PROBLEM DESCRIPTION:
The result should be a faithful copy of every entry below, with the pictures left out.

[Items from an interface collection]
######
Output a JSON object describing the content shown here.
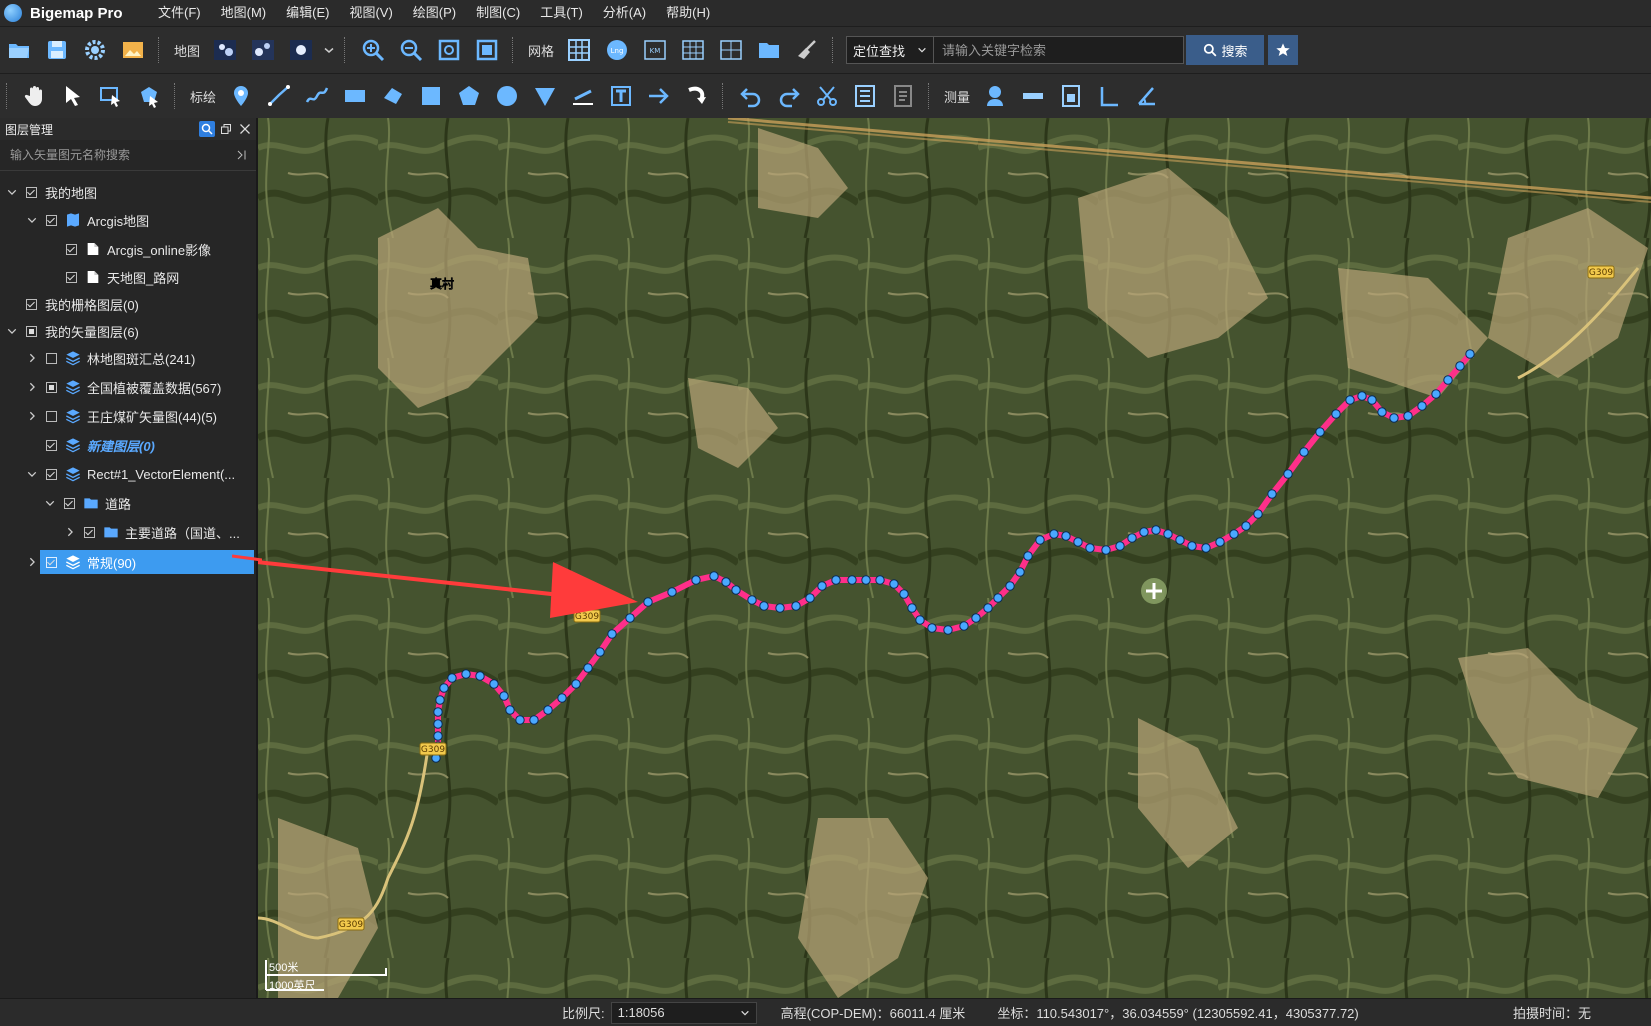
{
  "app": {
    "title": "Bigemap Pro"
  },
  "menu": [
    "文件(F)",
    "地图(M)",
    "编辑(E)",
    "视图(V)",
    "绘图(P)",
    "制图(C)",
    "工具(T)",
    "分析(A)",
    "帮助(H)"
  ],
  "toolbar1": {
    "map_label": "地图",
    "grid_label": "网格",
    "locate_select": "定位查找",
    "search_placeholder": "请输入关键字检索",
    "search_button": "搜索"
  },
  "toolbar2": {
    "draw_label": "标绘",
    "measure_label": "测量"
  },
  "layer_panel": {
    "title": "图层管理",
    "search_placeholder": "输入矢量图元名称搜索",
    "items": [
      {
        "label": "我的地图"
      },
      {
        "label": "Arcgis地图"
      },
      {
        "label": "Arcgis_online影像"
      },
      {
        "label": "天地图_路网"
      },
      {
        "label": "我的栅格图层(0)"
      },
      {
        "label": "我的矢量图层(6)"
      },
      {
        "label": "林地图斑汇总(241)"
      },
      {
        "label": "全国植被覆盖数据(567)"
      },
      {
        "label": "王庄煤矿矢量图(44)(5)"
      },
      {
        "label": "新建图层(0)"
      },
      {
        "label": "Rect#1_VectorElement(..."
      },
      {
        "label": "道路"
      },
      {
        "label": "主要道路（国道、..."
      },
      {
        "label": "常规(90)"
      }
    ]
  },
  "map": {
    "village_label": "真村",
    "road_labels": [
      "G309",
      "G309",
      "G309",
      "G309"
    ],
    "scale_bar": {
      "metric": "500米",
      "imperial": "1000英尺"
    },
    "route_color": "#ff2f8a",
    "vertex_color": "#4aa8ff",
    "arrow_color": "#ff3b3b"
  },
  "status": {
    "scale_label": "比例尺:",
    "scale_value": "1:18056",
    "elevation": "高程(COP-DEM)：66011.4 厘米",
    "coordinates": "坐标：110.543017°，36.034559°  (12305592.41，4305377.72)",
    "capture_time": "拍摄时间：无"
  }
}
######
WRITTEN RESPONSE:
Output a JSON object describing the content shown here.
{
  "app": {
    "title": "Bigemap Pro"
  },
  "menu": [
    "文件(F)",
    "地图(M)",
    "编辑(E)",
    "视图(V)",
    "绘图(P)",
    "制图(C)",
    "工具(T)",
    "分析(A)",
    "帮助(H)"
  ],
  "toolbar1": {
    "map_label": "地图",
    "grid_label": "网格",
    "locate_select": "定位查找",
    "search_placeholder": "请输入关键字检索",
    "search_button": "搜索"
  },
  "toolbar2": {
    "draw_label": "标绘",
    "measure_label": "测量"
  },
  "layer_panel": {
    "title": "图层管理",
    "search_placeholder": "输入矢量图元名称搜索",
    "items": [
      {
        "label": "我的地图"
      },
      {
        "label": "Arcgis地图"
      },
      {
        "label": "Arcgis_online影像"
      },
      {
        "label": "天地图_路网"
      },
      {
        "label": "我的栅格图层(0)"
      },
      {
        "label": "我的矢量图层(6)"
      },
      {
        "label": "林地图斑汇总(241)"
      },
      {
        "label": "全国植被覆盖数据(567)"
      },
      {
        "label": "王庄煤矿矢量图(44)(5)"
      },
      {
        "label": "新建图层(0)"
      },
      {
        "label": "Rect#1_VectorElement(..."
      },
      {
        "label": "道路"
      },
      {
        "label": "主要道路（国道、..."
      },
      {
        "label": "常规(90)"
      }
    ]
  },
  "map": {
    "village_label": "真村",
    "road_labels": [
      "G309",
      "G309",
      "G309",
      "G309"
    ],
    "scale_bar": {
      "metric": "500米",
      "imperial": "1000英尺"
    },
    "route_color": "#ff2f8a",
    "vertex_color": "#4aa8ff",
    "arrow_color": "#ff3b3b"
  },
  "status": {
    "scale_label": "比例尺:",
    "scale_value": "1:18056",
    "elevation": "高程(COP-DEM)：66011.4 厘米",
    "coordinates": "坐标：110.543017°，36.034559°  (12305592.41，4305377.72)",
    "capture_time": "拍摄时间：无"
  }
}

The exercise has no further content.